▶ [Task to carry out]
Take from the records below each line that holds "Simulink".

▶ [Material for this exercise]

##############################

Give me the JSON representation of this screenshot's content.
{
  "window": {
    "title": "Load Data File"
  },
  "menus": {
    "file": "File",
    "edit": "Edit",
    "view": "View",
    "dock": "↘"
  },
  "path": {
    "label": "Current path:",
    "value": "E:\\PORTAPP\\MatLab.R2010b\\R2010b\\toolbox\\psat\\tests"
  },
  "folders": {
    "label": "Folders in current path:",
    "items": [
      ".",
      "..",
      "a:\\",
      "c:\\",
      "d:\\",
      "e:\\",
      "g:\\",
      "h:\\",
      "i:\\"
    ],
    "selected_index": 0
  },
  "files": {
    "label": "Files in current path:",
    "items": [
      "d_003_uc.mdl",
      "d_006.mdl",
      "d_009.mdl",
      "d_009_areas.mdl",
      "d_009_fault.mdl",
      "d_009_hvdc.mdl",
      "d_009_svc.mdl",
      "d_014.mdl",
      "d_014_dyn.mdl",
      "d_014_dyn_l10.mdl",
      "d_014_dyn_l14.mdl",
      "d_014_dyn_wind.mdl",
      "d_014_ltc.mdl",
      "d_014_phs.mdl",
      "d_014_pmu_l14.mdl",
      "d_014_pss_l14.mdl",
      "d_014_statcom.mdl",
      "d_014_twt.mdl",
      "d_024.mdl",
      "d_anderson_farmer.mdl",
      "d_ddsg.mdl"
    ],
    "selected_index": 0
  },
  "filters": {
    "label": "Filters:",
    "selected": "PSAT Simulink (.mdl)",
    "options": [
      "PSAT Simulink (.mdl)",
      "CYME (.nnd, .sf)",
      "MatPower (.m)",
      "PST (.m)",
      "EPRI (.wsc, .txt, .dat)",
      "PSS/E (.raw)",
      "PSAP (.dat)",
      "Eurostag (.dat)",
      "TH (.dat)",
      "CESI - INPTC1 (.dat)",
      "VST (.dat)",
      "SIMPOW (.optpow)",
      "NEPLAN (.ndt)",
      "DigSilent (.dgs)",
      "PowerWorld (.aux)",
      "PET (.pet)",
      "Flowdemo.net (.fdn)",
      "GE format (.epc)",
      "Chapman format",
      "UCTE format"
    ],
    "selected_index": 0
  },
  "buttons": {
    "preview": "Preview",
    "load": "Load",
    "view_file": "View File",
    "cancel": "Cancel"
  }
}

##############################

▶ [Solution to this task]
    "selected": "PSAT Simulink (.mdl)",
      "PSAT Simulink (.mdl)",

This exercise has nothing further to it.